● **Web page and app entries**

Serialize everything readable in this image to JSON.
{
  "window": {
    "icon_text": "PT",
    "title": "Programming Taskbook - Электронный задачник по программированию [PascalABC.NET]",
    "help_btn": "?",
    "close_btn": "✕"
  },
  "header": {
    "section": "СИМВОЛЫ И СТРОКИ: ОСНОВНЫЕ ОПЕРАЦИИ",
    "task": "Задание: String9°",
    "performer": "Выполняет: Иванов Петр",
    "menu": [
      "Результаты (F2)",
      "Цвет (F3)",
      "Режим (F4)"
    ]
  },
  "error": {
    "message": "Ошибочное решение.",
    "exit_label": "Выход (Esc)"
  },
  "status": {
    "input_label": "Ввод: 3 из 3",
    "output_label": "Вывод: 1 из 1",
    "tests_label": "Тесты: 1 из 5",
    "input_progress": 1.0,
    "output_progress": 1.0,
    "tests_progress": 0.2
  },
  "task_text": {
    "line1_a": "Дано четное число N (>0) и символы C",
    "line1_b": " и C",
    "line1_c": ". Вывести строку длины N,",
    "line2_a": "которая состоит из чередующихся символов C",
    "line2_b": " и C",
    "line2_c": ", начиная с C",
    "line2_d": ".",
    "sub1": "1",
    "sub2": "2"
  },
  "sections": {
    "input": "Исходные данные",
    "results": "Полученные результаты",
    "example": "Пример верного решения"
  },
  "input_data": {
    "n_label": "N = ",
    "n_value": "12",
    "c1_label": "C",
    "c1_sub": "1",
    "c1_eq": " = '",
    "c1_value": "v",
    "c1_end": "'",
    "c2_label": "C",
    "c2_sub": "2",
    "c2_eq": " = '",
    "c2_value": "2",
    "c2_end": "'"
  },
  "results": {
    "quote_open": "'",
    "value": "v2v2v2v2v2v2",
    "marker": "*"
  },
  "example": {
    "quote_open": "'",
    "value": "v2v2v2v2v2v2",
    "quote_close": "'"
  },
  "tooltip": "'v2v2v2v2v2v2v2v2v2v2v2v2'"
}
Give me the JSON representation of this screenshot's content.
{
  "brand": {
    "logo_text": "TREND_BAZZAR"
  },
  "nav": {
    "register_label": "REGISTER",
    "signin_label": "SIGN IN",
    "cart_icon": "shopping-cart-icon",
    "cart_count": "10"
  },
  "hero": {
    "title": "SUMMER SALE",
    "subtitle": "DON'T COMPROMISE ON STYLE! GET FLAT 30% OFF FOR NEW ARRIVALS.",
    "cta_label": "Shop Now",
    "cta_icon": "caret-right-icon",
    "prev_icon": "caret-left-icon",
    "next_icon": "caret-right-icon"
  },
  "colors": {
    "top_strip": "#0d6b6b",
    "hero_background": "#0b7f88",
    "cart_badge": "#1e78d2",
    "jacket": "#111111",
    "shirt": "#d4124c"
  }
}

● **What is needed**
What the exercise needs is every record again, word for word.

● **Task result**
Serialize everything readable in this image to JSON.
{
  "window": {
    "icon_text": "PT",
    "title": "Programming Taskbook - Электронный задачник по программированию [PascalABC.NET]",
    "help_btn": "?",
    "close_btn": "✕"
  },
  "header": {
    "section": "СИМВОЛЫ И СТРОКИ: ОСНОВНЫЕ ОПЕРАЦИИ",
    "task": "Задание: String9°",
    "performer": "Выполняет: Иванов Петр",
    "menu": [
      "Результаты (F2)",
      "Цвет (F3)",
      "Режим (F4)"
    ]
  },
  "error": {
    "message": "Ошибочное решение.",
    "exit_label": "Выход (Esc)"
  },
  "status": {
    "input_label": "Ввод: 3 из 3",
    "output_label": "Вывод: 1 из 1",
    "tests_label": "Тесты: 1 из 5",
    "input_progress": 1.0,
    "output_progress": 1.0,
    "tests_progress": 0.2
  },
  "task_text": {
    "line1_a": "Дано четное число N (>0) и символы C",
    "line1_b": " и C",
    "line1_c": ". Вывести строку длины N,",
    "line2_a": "которая состоит из чередующихся символов C",
    "line2_b": " и C",
    "line2_c": ", начиная с C",
    "line2_d": ".",
    "sub1": "1",
    "sub2": "2"
  },
  "sections": {
    "input": "Исходные данные",
    "results": "Полученные результаты",
    "example": "Пример верного решения"
  },
  "input_data": {
    "n_label": "N = ",
    "n_value": "12",
    "c1_label": "C",
    "c1_sub": "1",
    "c1_eq": " = '",
    "c1_value": "v",
    "c1_end": "'",
    "c2_label": "C",
    "c2_sub": "2",
    "c2_eq": " = '",
    "c2_value": "2",
    "c2_end": "'"
  },
  "results": {
    "quote_open": "'",
    "value": "v2v2v2v2v2v2",
    "marker": "*"
  },
  "example": {
    "quote_open": "'",
    "value": "v2v2v2v2v2v2",
    "quote_close": "'"
  },
  "tooltip": "'v2v2v2v2v2v2v2v2v2v2v2v2'"
}
Give me the JSON representation of this screenshot's content.
{
  "brand": {
    "logo_text": "TREND_BAZZAR"
  },
  "nav": {
    "register_label": "REGISTER",
    "signin_label": "SIGN IN",
    "cart_icon": "shopping-cart-icon",
    "cart_count": "10"
  },
  "hero": {
    "title": "SUMMER SALE",
    "subtitle": "DON'T COMPROMISE ON STYLE! GET FLAT 30% OFF FOR NEW ARRIVALS.",
    "cta_label": "Shop Now",
    "cta_icon": "caret-right-icon",
    "prev_icon": "caret-left-icon",
    "next_icon": "caret-right-icon"
  },
  "colors": {
    "top_strip": "#0d6b6b",
    "hero_background": "#0b7f88",
    "cart_badge": "#1e78d2",
    "jacket": "#111111",
    "shirt": "#d4124c"
  }
}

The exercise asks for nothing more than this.